◆ INSTRUCTIONS FOR THE TASK
Each line of the data must be copied exactly.

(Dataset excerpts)
=-=-=-=-=
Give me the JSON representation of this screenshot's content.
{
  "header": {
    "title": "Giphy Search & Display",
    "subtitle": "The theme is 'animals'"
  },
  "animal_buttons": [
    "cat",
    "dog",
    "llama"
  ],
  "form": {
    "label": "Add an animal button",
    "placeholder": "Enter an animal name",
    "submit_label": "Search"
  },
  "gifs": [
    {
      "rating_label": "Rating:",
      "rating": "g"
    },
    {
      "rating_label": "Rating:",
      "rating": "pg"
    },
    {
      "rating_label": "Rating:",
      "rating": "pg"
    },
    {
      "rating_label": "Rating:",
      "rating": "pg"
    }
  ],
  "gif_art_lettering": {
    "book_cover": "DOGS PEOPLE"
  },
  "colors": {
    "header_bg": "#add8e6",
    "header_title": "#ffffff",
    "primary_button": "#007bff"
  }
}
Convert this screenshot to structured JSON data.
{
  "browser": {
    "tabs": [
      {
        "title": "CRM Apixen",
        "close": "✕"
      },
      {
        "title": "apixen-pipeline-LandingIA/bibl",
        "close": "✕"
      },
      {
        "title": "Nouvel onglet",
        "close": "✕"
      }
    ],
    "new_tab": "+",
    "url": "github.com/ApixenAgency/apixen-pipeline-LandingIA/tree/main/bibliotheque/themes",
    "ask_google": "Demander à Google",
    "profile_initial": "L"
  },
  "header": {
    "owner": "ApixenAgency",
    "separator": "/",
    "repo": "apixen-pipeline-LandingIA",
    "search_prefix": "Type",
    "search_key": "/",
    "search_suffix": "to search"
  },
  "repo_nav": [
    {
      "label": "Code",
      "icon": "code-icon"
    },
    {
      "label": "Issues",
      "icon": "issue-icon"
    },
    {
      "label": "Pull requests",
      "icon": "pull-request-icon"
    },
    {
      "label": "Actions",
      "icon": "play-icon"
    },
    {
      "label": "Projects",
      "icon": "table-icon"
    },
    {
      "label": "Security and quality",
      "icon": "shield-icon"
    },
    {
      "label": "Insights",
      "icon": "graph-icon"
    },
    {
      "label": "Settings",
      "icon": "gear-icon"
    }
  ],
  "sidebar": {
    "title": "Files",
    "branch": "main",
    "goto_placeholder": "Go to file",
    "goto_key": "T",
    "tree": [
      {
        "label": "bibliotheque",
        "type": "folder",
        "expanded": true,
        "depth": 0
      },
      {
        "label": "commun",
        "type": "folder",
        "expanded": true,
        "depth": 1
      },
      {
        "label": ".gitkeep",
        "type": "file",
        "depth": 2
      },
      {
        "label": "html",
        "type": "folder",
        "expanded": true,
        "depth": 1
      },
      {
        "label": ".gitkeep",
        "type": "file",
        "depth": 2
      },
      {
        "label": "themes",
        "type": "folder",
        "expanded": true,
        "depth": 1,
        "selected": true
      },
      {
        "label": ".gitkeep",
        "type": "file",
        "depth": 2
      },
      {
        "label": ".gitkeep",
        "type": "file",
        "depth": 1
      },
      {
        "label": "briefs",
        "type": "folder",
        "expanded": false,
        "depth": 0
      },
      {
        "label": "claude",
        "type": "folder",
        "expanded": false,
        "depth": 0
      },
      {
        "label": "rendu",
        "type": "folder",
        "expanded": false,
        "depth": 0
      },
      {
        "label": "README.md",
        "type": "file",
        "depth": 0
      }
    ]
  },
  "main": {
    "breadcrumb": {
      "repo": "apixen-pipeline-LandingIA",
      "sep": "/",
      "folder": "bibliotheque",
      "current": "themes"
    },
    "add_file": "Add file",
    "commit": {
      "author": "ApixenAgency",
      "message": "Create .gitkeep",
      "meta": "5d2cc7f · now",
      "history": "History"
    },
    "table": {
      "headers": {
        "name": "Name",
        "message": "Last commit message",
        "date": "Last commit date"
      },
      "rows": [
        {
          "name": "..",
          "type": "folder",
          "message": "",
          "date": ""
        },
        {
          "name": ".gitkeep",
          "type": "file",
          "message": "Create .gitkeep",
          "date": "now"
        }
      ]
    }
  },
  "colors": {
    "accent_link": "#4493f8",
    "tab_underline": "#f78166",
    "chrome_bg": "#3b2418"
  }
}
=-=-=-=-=
◆ SOLUTION BELOW
Give me the JSON representation of this screenshot's content.
{
  "header": {
    "title": "Giphy Search & Display",
    "subtitle": "The theme is 'animals'"
  },
  "animal_buttons": [
    "cat",
    "dog",
    "llama"
  ],
  "form": {
    "label": "Add an animal button",
    "placeholder": "Enter an animal name",
    "submit_label": "Search"
  },
  "gifs": [
    {
      "rating_label": "Rating:",
      "rating": "g"
    },
    {
      "rating_label": "Rating:",
      "rating": "pg"
    },
    {
      "rating_label": "Rating:",
      "rating": "pg"
    },
    {
      "rating_label": "Rating:",
      "rating": "pg"
    }
  ],
  "gif_art_lettering": {
    "book_cover": "DOGS PEOPLE"
  },
  "colors": {
    "header_bg": "#add8e6",
    "header_title": "#ffffff",
    "primary_button": "#007bff"
  }
}
Convert this screenshot to structured JSON data.
{
  "browser": {
    "tabs": [
      {
        "title": "CRM Apixen",
        "close": "✕"
      },
      {
        "title": "apixen-pipeline-LandingIA/bibl",
        "close": "✕"
      },
      {
        "title": "Nouvel onglet",
        "close": "✕"
      }
    ],
    "new_tab": "+",
    "url": "github.com/ApixenAgency/apixen-pipeline-LandingIA/tree/main/bibliotheque/themes",
    "ask_google": "Demander à Google",
    "profile_initial": "L"
  },
  "header": {
    "owner": "ApixenAgency",
    "separator": "/",
    "repo": "apixen-pipeline-LandingIA",
    "search_prefix": "Type",
    "search_key": "/",
    "search_suffix": "to search"
  },
  "repo_nav": [
    {
      "label": "Code",
      "icon": "code-icon"
    },
    {
      "label": "Issues",
      "icon": "issue-icon"
    },
    {
      "label": "Pull requests",
      "icon": "pull-request-icon"
    },
    {
      "label": "Actions",
      "icon": "play-icon"
    },
    {
      "label": "Projects",
      "icon": "table-icon"
    },
    {
      "label": "Security and quality",
      "icon": "shield-icon"
    },
    {
      "label": "Insights",
      "icon": "graph-icon"
    },
    {
      "label": "Settings",
      "icon": "gear-icon"
    }
  ],
  "sidebar": {
    "title": "Files",
    "branch": "main",
    "goto_placeholder": "Go to file",
    "goto_key": "T",
    "tree": [
      {
        "label": "bibliotheque",
        "type": "folder",
        "expanded": true,
        "depth": 0
      },
      {
        "label": "commun",
        "type": "folder",
        "expanded": true,
        "depth": 1
      },
      {
        "label": ".gitkeep",
        "type": "file",
        "depth": 2
      },
      {
        "label": "html",
        "type": "folder",
        "expanded": true,
        "depth": 1
      },
      {
        "label": ".gitkeep",
        "type": "file",
        "depth": 2
      },
      {
        "label": "themes",
        "type": "folder",
        "expanded": true,
        "depth": 1,
        "selected": true
      },
      {
        "label": ".gitkeep",
        "type": "file",
        "depth": 2
      },
      {
        "label": ".gitkeep",
        "type": "file",
        "depth": 1
      },
      {
        "label": "briefs",
        "type": "folder",
        "expanded": false,
        "depth": 0
      },
      {
        "label": "claude",
        "type": "folder",
        "expanded": false,
        "depth": 0
      },
      {
        "label": "rendu",
        "type": "folder",
        "expanded": false,
        "depth": 0
      },
      {
        "label": "README.md",
        "type": "file",
        "depth": 0
      }
    ]
  },
  "main": {
    "breadcrumb": {
      "repo": "apixen-pipeline-LandingIA",
      "sep": "/",
      "folder": "bibliotheque",
      "current": "themes"
    },
    "add_file": "Add file",
    "commit": {
      "author": "ApixenAgency",
      "message": "Create .gitkeep",
      "meta": "5d2cc7f · now",
      "history": "History"
    },
    "table": {
      "headers": {
        "name": "Name",
        "message": "Last commit message",
        "date": "Last commit date"
      },
      "rows": [
        {
          "name": "..",
          "type": "folder",
          "message": "",
          "date": ""
        },
        {
          "name": ".gitkeep",
          "type": "file",
          "message": "Create .gitkeep",
          "date": "now"
        }
      ]
    }
  },
  "colors": {
    "accent_link": "#4493f8",
    "tab_underline": "#f78166",
    "chrome_bg": "#3b2418"
  }
}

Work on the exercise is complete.